Tension vs. Energy by Donald Maass

The Storyteller and the Roads Not Traveled in the WIP by Julianna Baggott

19 Tips on Writing Memoir from The Memoir Project by Marion Roach Smith

Six Cliches to Watch Out For by Oren Ashkenazi

The Six Traits of Strong Characters and Five Signs Your Character Is Fully Developed by Chris Winkle



About This Writing Stuff…

As 2016 approaches, one of my resolutions is to resurrect a popular, semi-regular feature here on my blog that went dark in April 2015 as my life just became too hectic to maintain it.

“About This Writing Stuff” is a collection of interesting articles from the writing and publishing world. Most are instructional, meant to provide helpful tools for writers. Some are merely news or updates, but all are meant to inform with no bias on my part. In other words, I don’t always agree with every article, but I welcome your feedback and opinions.

I thought I’d start on New Year’s Eve, especially since I recently discovered a fantastic website for fantasy and SF writers called Mythcreants, from which came three of the articles below touching on creating memorable character moments and riveting fight scenes as well as unrealistic tropes to avoid.

From Writer Unboxed, Lisa Cron delves into backstory, while SF author Veronica Sicoe is completely out of order. Jami Gold breaks down the characteristics of a strong story. We also talk Facebook for writers and the renaissance of used book stores. The latter sparked quite a debate recently on social media over the fact that writers receive no payment for the sale of used books.  How do you feel about this?
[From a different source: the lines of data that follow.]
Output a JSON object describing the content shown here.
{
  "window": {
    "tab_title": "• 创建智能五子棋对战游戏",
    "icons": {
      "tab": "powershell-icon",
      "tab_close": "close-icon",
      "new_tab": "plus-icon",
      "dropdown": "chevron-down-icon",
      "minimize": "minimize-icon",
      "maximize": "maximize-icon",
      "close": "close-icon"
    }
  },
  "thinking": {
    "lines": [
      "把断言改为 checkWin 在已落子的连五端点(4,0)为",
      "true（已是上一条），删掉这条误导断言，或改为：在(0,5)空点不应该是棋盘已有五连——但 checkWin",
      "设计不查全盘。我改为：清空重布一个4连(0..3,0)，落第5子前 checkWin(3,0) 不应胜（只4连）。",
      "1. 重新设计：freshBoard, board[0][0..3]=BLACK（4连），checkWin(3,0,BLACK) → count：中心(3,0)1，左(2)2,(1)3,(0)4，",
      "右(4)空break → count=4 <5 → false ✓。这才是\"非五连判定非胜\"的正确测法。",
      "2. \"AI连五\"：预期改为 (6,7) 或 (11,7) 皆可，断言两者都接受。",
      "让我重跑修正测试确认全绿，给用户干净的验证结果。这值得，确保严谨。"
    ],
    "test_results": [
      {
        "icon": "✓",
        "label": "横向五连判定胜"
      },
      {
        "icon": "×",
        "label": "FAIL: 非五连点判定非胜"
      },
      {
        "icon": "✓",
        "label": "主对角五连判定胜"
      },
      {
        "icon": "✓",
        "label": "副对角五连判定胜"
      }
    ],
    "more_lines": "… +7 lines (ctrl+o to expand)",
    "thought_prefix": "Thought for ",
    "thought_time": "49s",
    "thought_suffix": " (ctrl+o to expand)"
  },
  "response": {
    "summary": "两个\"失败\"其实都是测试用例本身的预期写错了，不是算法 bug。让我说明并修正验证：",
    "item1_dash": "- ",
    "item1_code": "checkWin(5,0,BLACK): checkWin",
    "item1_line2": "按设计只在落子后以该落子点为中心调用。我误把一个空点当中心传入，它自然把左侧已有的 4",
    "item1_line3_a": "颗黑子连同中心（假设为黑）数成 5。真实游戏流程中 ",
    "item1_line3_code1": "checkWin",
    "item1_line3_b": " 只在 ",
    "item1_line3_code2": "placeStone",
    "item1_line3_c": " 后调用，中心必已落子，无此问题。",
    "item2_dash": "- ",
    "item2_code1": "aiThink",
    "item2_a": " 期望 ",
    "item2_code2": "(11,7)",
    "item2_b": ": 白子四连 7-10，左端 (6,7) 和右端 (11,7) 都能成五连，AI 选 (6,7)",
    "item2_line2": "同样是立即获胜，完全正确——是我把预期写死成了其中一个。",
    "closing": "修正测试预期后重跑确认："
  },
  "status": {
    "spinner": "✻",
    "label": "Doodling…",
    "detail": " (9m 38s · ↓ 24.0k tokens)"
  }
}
Enjoy the articles and have a wonderful, healthy, and productive New Year!

What We’ve Been Taught About Backstory…and Why It’s Wrong by Lisa  Cron
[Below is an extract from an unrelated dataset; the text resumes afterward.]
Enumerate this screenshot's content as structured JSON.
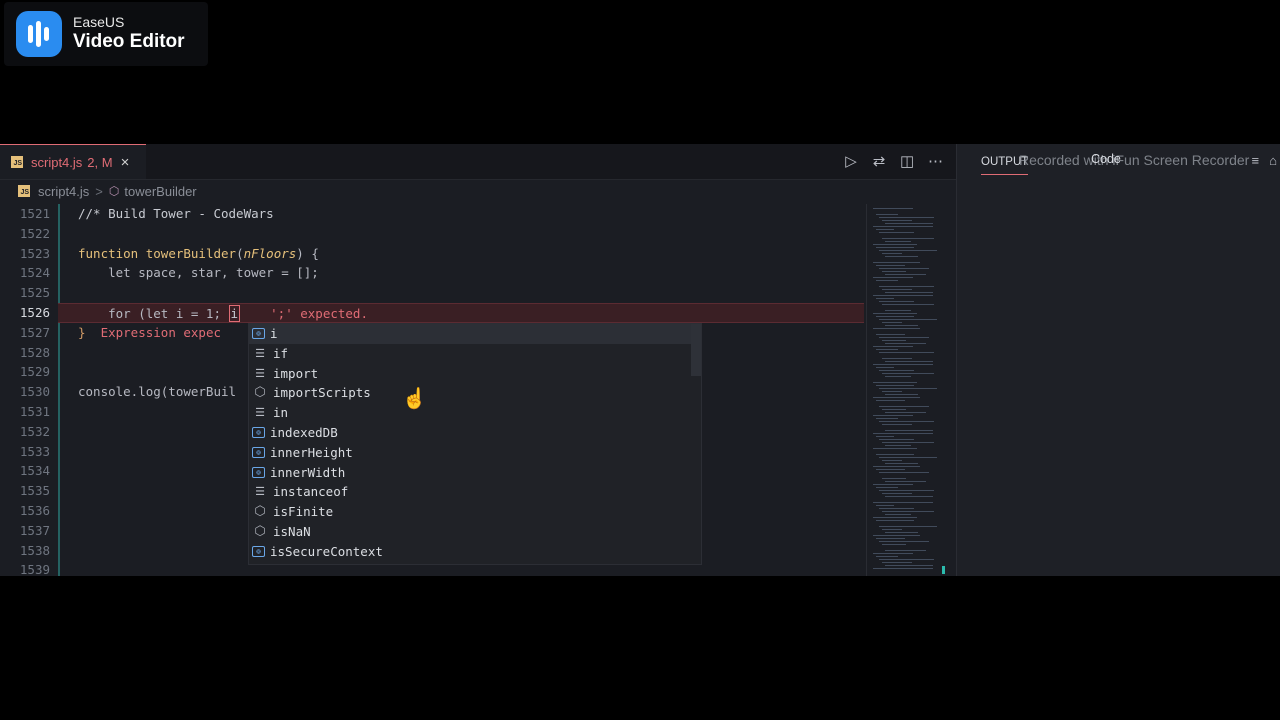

Writing Out of Sequence – The Best Way to Write by Veronica Sicoe

How to Best Use Facebook as an Author by Teymour Shahabi

The Critical Importance of Crafting a Strong Opening and 8 Tips for Picking Meaningful Character Names by Jody Hedlund

Does Our Story Have Everything it Needs? by Jami Gold

Six Unrealistic Tropes and How to Avoid Them by Oren Ashkenazi

Six Tricks for Memorable Character Moments and How to Narrate a Riveting Fight Scene by Chris Winkle

In the Age of Amazon, Used Bookstores Are Making an Unlikely Comeback by Michael S. Rosenwald